Power to the people
Recent press coverage and letters to the Editor regarding the Sherwood Copper/Yukon Energy Agreement to provide grid power to the Minto Project seems a bit negative, to say the least.
Lost in the coverage is the fact that Yukon Energy needs to develop new markets and revenue sources in order to maintain the present rates charged to Yukon consumers.
To have the utility rates remain in a steady state, revenues need to increase parallel with the increasing costs of production of power.
March 31 will see the end of the Rate Stabilization Fund subsidy.
With the conclusion of that rate subsidy, Yukon Energy will have no choice but to increase the rates charged to its existing customers.
Rates will surely increase unless new customers are found and added sales occur.
The Minto Mine is the first of what we hope will be many opportunities for YEC to increase sales, production and profits as a result of mining activity, thereby staving off the need to increase rates to domestic consumers.
The new millennium has brought with it some harsh realities for the mining industry.
The cost of electrical power is now second only to transportation costs when determining the feasibility of any given mine operation.
For example, the Canada Tungsten Mine reports an average cost of 32 cents per kilowatt-hour to produce diesel-generated power on site.
You and I pay about 10 cents per kWh to power our residential homes.
The cost of diesel power generation at Minto was forecast to be on the order of 24 cents per kWh when the feasibility studies were completed in 2005/2006.
Enter $60-plus per barrel world oil prices and the current number significantly eclipses Cantung’s costs.
In general terms, the life expectancy of a mine is based on the amount of ore available that is above a certain cut-off ore grade.
This cut-off grade is determined largely on the basis of the cost of mining and milling the ore.
Lowering the mining costs in turn lowers the cut-off grade and results in a longer mine life.
In my humble opinion, the most responsible course of action that our public utility could embark upon in order to ensure long-term rate stability would be to take every available opportunity to ensure a consistent and economical source of power for each and every new mine that opens in the territory.
The more time, energy and money that Yukon Energy invests in assisting mines to achieve longevity, the longer it will be before Yukon residents see substantial increases in their monthly power bills.
John Witham, president, Yukon Chamber of Mines
Local businesses slapped around by YTG
How does the Yukon government define sole sourcing?
I have to wonder after reading JoAnne Harach’s comments last week.
Norm Smith and several other contractors must be asking themselves the same question after the Yukon government handed a $52,000 contract to Dominion Construction for window coverings and called it “construction management.”
Harach states the contract did not go out to public tender, so calling it sole sourcing is incorrect.
Harach cites time constraints in her reasoning for this sizable handoff.
Yet in a different article she states an invitation for cabinetry will be going out for tender.
To my thinking, it takes a far sight longer to manufacture and install cabinetry than it does window coverings.
Smith and the other contractors must be feeling the sting in knowing the Yukon government considers their businesses to be of less value and consideration than other local companies, let alone ones based outside the territory.
I am dismayed with this latest act in what has become a tragic comedy.
Each week, more mishandling of contracts associated with the Games comes to light.
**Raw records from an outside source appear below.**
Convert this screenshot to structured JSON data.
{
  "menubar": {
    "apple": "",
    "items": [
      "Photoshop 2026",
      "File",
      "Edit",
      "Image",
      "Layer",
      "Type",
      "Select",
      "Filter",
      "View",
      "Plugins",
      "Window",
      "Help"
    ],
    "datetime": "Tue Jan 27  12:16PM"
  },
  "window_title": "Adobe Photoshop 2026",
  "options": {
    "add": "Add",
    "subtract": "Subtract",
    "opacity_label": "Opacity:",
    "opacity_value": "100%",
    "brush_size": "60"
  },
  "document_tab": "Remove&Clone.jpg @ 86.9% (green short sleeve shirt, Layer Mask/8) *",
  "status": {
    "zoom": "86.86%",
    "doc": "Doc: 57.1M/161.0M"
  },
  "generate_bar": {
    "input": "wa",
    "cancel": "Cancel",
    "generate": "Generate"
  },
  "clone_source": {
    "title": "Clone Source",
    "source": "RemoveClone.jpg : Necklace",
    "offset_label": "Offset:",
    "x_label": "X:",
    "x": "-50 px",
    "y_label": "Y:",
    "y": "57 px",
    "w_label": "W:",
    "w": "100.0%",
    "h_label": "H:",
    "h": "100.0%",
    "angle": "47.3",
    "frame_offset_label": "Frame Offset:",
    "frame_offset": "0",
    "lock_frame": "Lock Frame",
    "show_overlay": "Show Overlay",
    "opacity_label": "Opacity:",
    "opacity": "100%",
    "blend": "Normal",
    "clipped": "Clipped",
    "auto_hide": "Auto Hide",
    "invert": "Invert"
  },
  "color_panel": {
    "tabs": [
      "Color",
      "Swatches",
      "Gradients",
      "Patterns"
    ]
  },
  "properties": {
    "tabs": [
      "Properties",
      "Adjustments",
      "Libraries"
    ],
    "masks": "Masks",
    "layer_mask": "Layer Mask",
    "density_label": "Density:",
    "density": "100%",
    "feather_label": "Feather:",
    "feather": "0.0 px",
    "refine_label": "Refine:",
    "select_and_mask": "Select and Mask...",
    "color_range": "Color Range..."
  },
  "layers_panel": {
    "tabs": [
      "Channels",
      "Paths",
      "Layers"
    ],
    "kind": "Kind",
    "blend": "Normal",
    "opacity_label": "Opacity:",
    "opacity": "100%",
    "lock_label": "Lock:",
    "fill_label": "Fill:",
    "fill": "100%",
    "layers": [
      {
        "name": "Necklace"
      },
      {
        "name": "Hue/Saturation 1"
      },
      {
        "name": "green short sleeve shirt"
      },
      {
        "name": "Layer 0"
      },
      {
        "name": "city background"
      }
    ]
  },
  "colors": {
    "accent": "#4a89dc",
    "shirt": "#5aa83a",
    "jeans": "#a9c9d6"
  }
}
It would appear the government feels it need not follow the regulations it has in place to prevent such mismanagement of my tax dollars.
If I had some remnants of faith left in the government, I would suggest Smith follow the bid challenge process the Yukon government has in place to deal with complaints regarding the tendering process.
My concern is his complaint will be treated with the same cavalier attitude the government has shown to other contractors, namely Lebel and McGrath Decorating.
Sheila Fraser’s audit of the Games this fall may prove embarrassing for government officials and could improve the tender process in the future.
However, it will do nothing to correct the gross inequities local contractors are suffering right now.
Awarding $52,000 to Dominion based on a looming deadline may not be sole sourcing in Harach’s books but I have a hard time swallowing “construction management” as a reasonable explanation.
I feel something more than a polite response to the contractors who lost the opportunity to ply their trade is required.
As a Yukoner, “I’m sorry about that,” does not address the fact our territory is $52,000 poorer for incompetent planning on the government’s behalf.
Name withheld by request
I would like to thank the Air Canada employee who took me home on Monday night.
I forgot to ask that woman’s name, but I’m sure she will recognize herself.
The company called her in the middle of the night to take care of the late plane.
It was about 2 a.m. when we landed. As I arrived with a delay at the Vancouver airport (from Winnipeg), my backpack didn’t arrive with me, leaving me without my winter coat.
I am glad to notice that helpfulness has not vanished from our globe. I don’t think I would have had a similar service in another city in Canada.
I would also like to thank the follow-up service.
When I called on Tuesday to see if my backpack had arrived, they quickly delivered it to my home downtown (within 30 minutes).